- _PROBLEM REQUIREMENTS_:
Return the records as they stand. No picture is to be included.

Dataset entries
"""

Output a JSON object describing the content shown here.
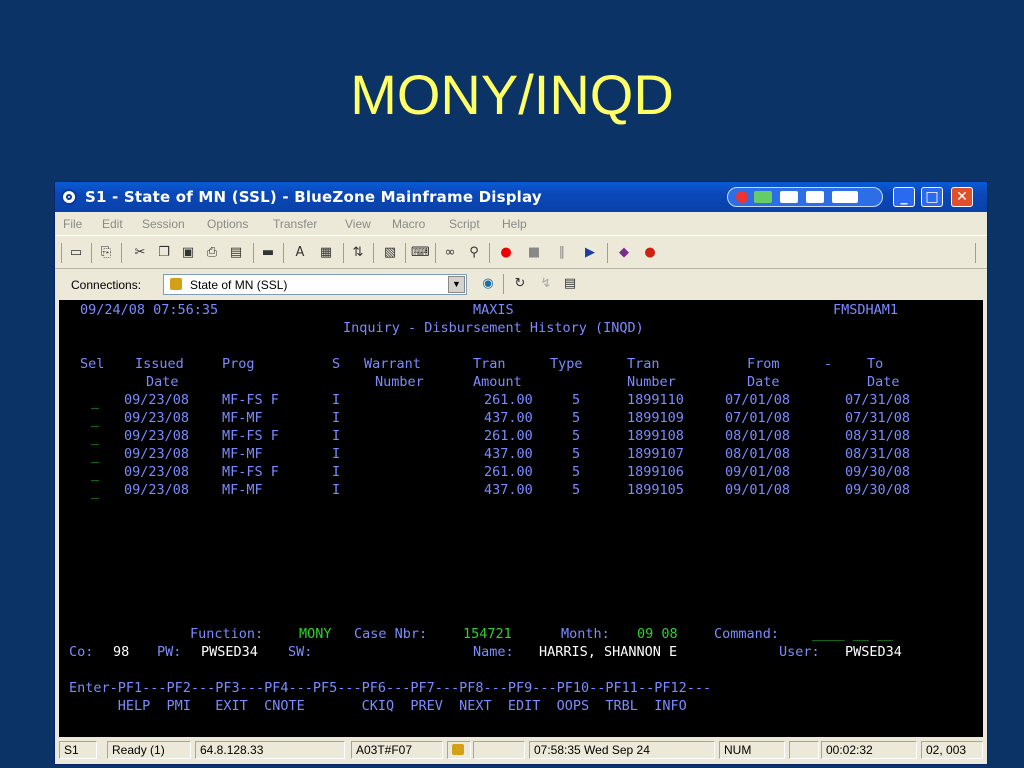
{
  "slide": {
    "title": "MONY/INQD"
  },
  "window": {
    "title": "S1 - State of MN (SSL) - BlueZone Mainframe Display",
    "menu": [
      "File",
      "Edit",
      "Session",
      "Options",
      "Transfer",
      "View",
      "Macro",
      "Script",
      "Help"
    ],
    "connections_label": "Connections:",
    "connection_value": "State of MN (SSL)"
  },
  "terminal": {
    "header": {
      "datetime": "09/24/08 07:56:35",
      "system": "MAXIS",
      "user_id": "FMSDHAM1",
      "screen_title": "Inquiry - Disbursement History (INQD)"
    },
    "col_headers": {
      "line1": [
        "Sel",
        "Issued",
        "Prog",
        "S",
        "Warrant",
        "Tran",
        "Type",
        "Tran",
        "From",
        "-",
        "To"
      ],
      "line2": [
        "Date",
        "Number",
        "Amount",
        "Number",
        "Date",
        "Date"
      ]
    },
    "rows": [
      {
        "sel": "_",
        "issued": "09/23/08",
        "prog": "MF-FS F",
        "s": "I",
        "warrant": "",
        "amount": "261.00",
        "type": "5",
        "tran_nbr": "1899110",
        "from": "07/01/08",
        "to": "07/31/08"
      },
      {
        "sel": "_",
        "issued": "09/23/08",
        "prog": "MF-MF",
        "s": "I",
        "warrant": "",
        "amount": "437.00",
        "type": "5",
        "tran_nbr": "1899109",
        "from": "07/01/08",
        "to": "07/31/08"
      },
      {
        "sel": "_",
        "issued": "09/23/08",
        "prog": "MF-FS F",
        "s": "I",
        "warrant": "",
        "amount": "261.00",
        "type": "5",
        "tran_nbr": "1899108",
        "from": "08/01/08",
        "to": "08/31/08"
      },
      {
        "sel": "_",
        "issued": "09/23/08",
        "prog": "MF-MF",
        "s": "I",
        "warrant": "",
        "amount": "437.00",
        "type": "5",
        "tran_nbr": "1899107",
        "from": "08/01/08",
        "to": "08/31/08"
      },
      {
        "sel": "_",
        "issued": "09/23/08",
        "prog": "MF-FS F",
        "s": "I",
        "warrant": "",
        "amount": "261.00",
        "type": "5",
        "tran_nbr": "1899106",
        "from": "09/01/08",
        "to": "09/30/08"
      },
      {
        "sel": "_",
        "issued": "09/23/08",
        "prog": "MF-MF",
        "s": "I",
        "warrant": "",
        "amount": "437.00",
        "type": "5",
        "tran_nbr": "1899105",
        "from": "09/01/08",
        "to": "09/30/08"
      }
    ],
    "footer": {
      "function_label": "Function:",
      "function_value": "MONY",
      "case_label": "Case Nbr:",
      "case_value": "154721",
      "month_label": "Month:",
      "month_value": "09 08",
      "command_label": "Command:",
      "command_value": "____ __ __",
      "co_label": "Co:",
      "co_value": "98",
      "pw_label": "PW:",
      "pw_value": "PWSED34",
      "sw_label": "SW:",
      "name_label": "Name:",
      "name_value": "HARRIS, SHANNON E",
      "user_label": "User:",
      "user_value": "PWSED34"
    },
    "pf_line1": "Enter-PF1---PF2---PF3---PF4---PF5---PF6---PF7---PF8---PF9---PF10--PF11--PF12---",
    "pf_line2": "      HELP  PMI   EXIT  CNOTE       CKIQ  PREV  NEXT  EDIT  OOPS  TRBL  INFO"
  },
  "statusbar": {
    "session": "S1",
    "state": "Ready (1)",
    "ip": "64.8.128.33",
    "terminal_id": "A03T#F07",
    "clock": "07:58:35 Wed Sep 24",
    "numlock": "NUM",
    "elapsed": "00:02:32",
    "cursor": "02, 003"
  },
  "colors": {
    "background": "#0c3366",
    "slide_title": "#ffff66",
    "term_blue": "#7a8cff",
    "term_green": "#2dd12d",
    "term_white": "#ffffff"
  }
}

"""

- _WRITTEN ANSWER_:
Output a JSON object describing the content shown here.
{
  "slide": {
    "title": "MONY/INQD"
  },
  "window": {
    "title": "S1 - State of MN (SSL) - BlueZone Mainframe Display",
    "menu": [
      "File",
      "Edit",
      "Session",
      "Options",
      "Transfer",
      "View",
      "Macro",
      "Script",
      "Help"
    ],
    "connections_label": "Connections:",
    "connection_value": "State of MN (SSL)"
  },
  "terminal": {
    "header": {
      "datetime": "09/24/08 07:56:35",
      "system": "MAXIS",
      "user_id": "FMSDHAM1",
      "screen_title": "Inquiry - Disbursement History (INQD)"
    },
    "col_headers": {
      "line1": [
        "Sel",
        "Issued",
        "Prog",
        "S",
        "Warrant",
        "Tran",
        "Type",
        "Tran",
        "From",
        "-",
        "To"
      ],
      "line2": [
        "Date",
        "Number",
        "Amount",
        "Number",
        "Date",
        "Date"
      ]
    },
    "rows": [
      {
        "sel": "_",
        "issued": "09/23/08",
        "prog": "MF-FS F",
        "s": "I",
        "warrant": "",
        "amount": "261.00",
        "type": "5",
        "tran_nbr": "1899110",
        "from": "07/01/08",
        "to": "07/31/08"
      },
      {
        "sel": "_",
        "issued": "09/23/08",
        "prog": "MF-MF",
        "s": "I",
        "warrant": "",
        "amount": "437.00",
        "type": "5",
        "tran_nbr": "1899109",
        "from": "07/01/08",
        "to": "07/31/08"
      },
      {
        "sel": "_",
        "issued": "09/23/08",
        "prog": "MF-FS F",
        "s": "I",
        "warrant": "",
        "amount": "261.00",
        "type": "5",
        "tran_nbr": "1899108",
        "from": "08/01/08",
        "to": "08/31/08"
      },
      {
        "sel": "_",
        "issued": "09/23/08",
        "prog": "MF-MF",
        "s": "I",
        "warrant": "",
        "amount": "437.00",
        "type": "5",
        "tran_nbr": "1899107",
        "from": "08/01/08",
        "to": "08/31/08"
      },
      {
        "sel": "_",
        "issued": "09/23/08",
        "prog": "MF-FS F",
        "s": "I",
        "warrant": "",
        "amount": "261.00",
        "type": "5",
        "tran_nbr": "1899106",
        "from": "09/01/08",
        "to": "09/30/08"
      },
      {
        "sel": "_",
        "issued": "09/23/08",
        "prog": "MF-MF",
        "s": "I",
        "warrant": "",
        "amount": "437.00",
        "type": "5",
        "tran_nbr": "1899105",
        "from": "09/01/08",
        "to": "09/30/08"
      }
    ],
    "footer": {
      "function_label": "Function:",
      "function_value": "MONY",
      "case_label": "Case Nbr:",
      "case_value": "154721",
      "month_label": "Month:",
      "month_value": "09 08",
      "command_label": "Command:",
      "command_value": "____ __ __",
      "co_label": "Co:",
      "co_value": "98",
      "pw_label": "PW:",
      "pw_value": "PWSED34",
      "sw_label": "SW:",
      "name_label": "Name:",
      "name_value": "HARRIS, SHANNON E",
      "user_label": "User:",
      "user_value": "PWSED34"
    },
    "pf_line1": "Enter-PF1---PF2---PF3---PF4---PF5---PF6---PF7---PF8---PF9---PF10--PF11--PF12---",
    "pf_line2": "      HELP  PMI   EXIT  CNOTE       CKIQ  PREV  NEXT  EDIT  OOPS  TRBL  INFO"
  },
  "statusbar": {
    "session": "S1",
    "state": "Ready (1)",
    "ip": "64.8.128.33",
    "terminal_id": "A03T#F07",
    "clock": "07:58:35 Wed Sep 24",
    "numlock": "NUM",
    "elapsed": "00:02:32",
    "cursor": "02, 003"
  },
  "colors": {
    "background": "#0c3366",
    "slide_title": "#ffff66",
    "term_blue": "#7a8cff",
    "term_green": "#2dd12d",
    "term_white": "#ffffff"
  }
}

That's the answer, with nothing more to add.